    Performances are all over the place. Pleasence sleep walks through some scenes but then comes to life in others. That said, even sleepwalking Pleasence is still pretty fun to watch. Once his character realizes he’s cursed he turns up the energy level a fair bit. Paul Wilson as the fairly unhinged Walter Gibbs is a bit scenery chewy in some spots but it works. Suzanna Love, who was married to the director at the time this picture was made and is probably best known for appearing in both of his The Bogeyman films, was an heiress of the Dupont fortune and likely at least partially bankrolled this one. That interesting bit of trivia aside, she’s pretty good here. Her character is likeable, she’s got some sex appeal, she’s tough in her own way and Love works quite well in the role.

    Video/Audio/Extras:

    The Devonsville Terror arrives on Blu-ray from 88 Films framed at 1.85.1 widescreen aspect ratio in an AVC encoded 1080p high definition transfer ‘remastered in 2k’ on a 25GB disc. Some shots do look a little softer than others but for the most part the image here is a solid upgrade over the previous DVD release in detail, texture and depth, but temper expectations there. Colors are a bit flat though the black levels tend to be pretty strong. Outdoor scenes shot with good natural lighting fare better than any of the many shots captured indoors, where things do look a bit dark, but even these scenes never really pop. Skin tones look nice and lifelike and the picture is clean and clear and free of all but minor print damage and the occasional scratch, although the image is fairly grainy. There are no issues with noise reduction or compression issues and this is quite a solid looking transfer of a very rather dark looking film.

    The English language LPCM 2.0 Mono track is fine. It has about as much depth as most mono tracks for slightly older, modestly budgeted pictures do. The dialogue sounds quite natural, properly mixed in against the score. The score has okay range and presence to it and there are no problems with any hiss or distortion while the weird sound effects used throughout the movie also have decent weight behind them. There are no subtitles or closed captioning options provided.

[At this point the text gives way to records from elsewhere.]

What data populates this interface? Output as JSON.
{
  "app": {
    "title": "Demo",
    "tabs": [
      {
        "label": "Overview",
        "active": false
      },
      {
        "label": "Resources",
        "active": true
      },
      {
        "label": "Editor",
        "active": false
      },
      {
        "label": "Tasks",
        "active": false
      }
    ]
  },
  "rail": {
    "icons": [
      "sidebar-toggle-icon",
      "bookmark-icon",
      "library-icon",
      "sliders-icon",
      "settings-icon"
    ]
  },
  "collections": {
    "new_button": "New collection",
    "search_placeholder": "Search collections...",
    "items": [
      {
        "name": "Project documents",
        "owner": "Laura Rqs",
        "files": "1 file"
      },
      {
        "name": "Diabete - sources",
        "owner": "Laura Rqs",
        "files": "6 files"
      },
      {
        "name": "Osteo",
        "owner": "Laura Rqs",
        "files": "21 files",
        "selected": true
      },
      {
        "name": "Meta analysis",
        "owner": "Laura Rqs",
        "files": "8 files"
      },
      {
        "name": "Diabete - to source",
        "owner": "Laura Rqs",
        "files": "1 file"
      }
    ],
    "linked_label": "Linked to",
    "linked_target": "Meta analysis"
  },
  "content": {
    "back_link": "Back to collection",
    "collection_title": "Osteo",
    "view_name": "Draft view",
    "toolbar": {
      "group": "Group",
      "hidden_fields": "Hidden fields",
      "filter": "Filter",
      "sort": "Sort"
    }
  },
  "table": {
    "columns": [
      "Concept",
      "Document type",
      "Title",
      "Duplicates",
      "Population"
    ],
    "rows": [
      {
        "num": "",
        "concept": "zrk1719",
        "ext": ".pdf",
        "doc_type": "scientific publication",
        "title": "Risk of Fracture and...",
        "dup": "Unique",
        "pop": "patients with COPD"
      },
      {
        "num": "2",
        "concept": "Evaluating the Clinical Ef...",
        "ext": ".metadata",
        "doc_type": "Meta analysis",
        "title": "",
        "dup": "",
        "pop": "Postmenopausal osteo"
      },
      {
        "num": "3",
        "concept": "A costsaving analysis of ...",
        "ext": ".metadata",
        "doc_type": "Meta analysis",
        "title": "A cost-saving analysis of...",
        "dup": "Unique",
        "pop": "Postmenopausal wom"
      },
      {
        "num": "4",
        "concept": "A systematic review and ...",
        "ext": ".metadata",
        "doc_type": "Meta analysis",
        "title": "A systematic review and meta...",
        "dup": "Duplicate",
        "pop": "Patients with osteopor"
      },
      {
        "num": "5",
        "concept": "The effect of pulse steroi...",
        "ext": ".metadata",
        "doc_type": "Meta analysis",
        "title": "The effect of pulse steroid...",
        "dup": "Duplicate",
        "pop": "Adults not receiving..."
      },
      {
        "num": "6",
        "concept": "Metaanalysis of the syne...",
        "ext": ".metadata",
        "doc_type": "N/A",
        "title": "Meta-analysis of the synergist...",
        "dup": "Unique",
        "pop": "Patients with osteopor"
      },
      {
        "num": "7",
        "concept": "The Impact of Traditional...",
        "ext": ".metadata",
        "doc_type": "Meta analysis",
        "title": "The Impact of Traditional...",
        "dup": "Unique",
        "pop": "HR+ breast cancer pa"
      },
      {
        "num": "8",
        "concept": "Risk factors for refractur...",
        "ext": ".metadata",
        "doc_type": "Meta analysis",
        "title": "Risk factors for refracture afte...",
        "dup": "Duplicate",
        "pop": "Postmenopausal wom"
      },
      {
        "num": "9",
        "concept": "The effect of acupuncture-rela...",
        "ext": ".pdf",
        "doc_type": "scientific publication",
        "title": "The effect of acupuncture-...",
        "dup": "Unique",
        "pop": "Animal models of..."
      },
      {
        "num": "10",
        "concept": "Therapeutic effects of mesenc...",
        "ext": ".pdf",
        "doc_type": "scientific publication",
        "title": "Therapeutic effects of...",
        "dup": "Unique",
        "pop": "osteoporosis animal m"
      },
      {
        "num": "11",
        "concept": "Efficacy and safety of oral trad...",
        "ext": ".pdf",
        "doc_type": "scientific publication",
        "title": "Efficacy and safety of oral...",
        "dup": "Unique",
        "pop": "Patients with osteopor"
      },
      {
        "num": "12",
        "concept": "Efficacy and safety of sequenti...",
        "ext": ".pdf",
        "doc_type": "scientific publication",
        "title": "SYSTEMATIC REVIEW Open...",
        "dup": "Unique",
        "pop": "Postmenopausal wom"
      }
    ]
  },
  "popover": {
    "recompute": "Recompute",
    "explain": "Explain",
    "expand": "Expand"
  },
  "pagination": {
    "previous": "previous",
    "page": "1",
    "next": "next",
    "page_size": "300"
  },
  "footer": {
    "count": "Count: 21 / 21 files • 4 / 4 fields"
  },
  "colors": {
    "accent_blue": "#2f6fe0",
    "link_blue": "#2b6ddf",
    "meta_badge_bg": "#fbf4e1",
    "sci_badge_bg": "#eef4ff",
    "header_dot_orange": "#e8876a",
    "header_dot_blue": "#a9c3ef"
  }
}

    The main extra on the disc is a seven minute interview with director Ulli Lommel who looks resplendent in his aviator shades and his cowboy hat. He essentially rambles on about making the film for a few minutes. It’s worth watching once but Lommel comes across as a bit of a kook here and doesn’t go as in-depth as you might hope he would.

    Aside from that we get an 88 Films trailer reel, menus and chapter selection.

    The Final Word:

    The Devonsville Terror is no unsung classic but it is better than its fairly dire reputation would have you believe. Ms. Love isn’t half bad as the female lead, Pleasance is his typically enjoyable self and well-cast as the physician. The finale, if predictable, is pretty well handled. The Blu-ray is light on extras but it does offer a decent upgrade in quality over past DVD editions.

    Click on the images below for full sized Blu-ray screen caps!



















    Comments 3 Comments
    1. Matt H.'s Avatar
      Matt H. -
      I watched this a couple of months ago and it's been haunting me ever since. I think it's a minor gem.
    1. Paul L's Avatar
      Paul L -
      Quote Originally Posted by Matt H. View Post
      I watched this a couple of months ago and it's been haunting me ever since. I think it's a minor gem.
      I have to agree, Matt. I revisited it for the first time since its first VHS release when the 88 Films Blu-ray came out last year, and was struck by how impactful the film was.
    1. Jason C's Avatar
      Jason C -
      I hadn't noticed this. You three have sold me. Thanks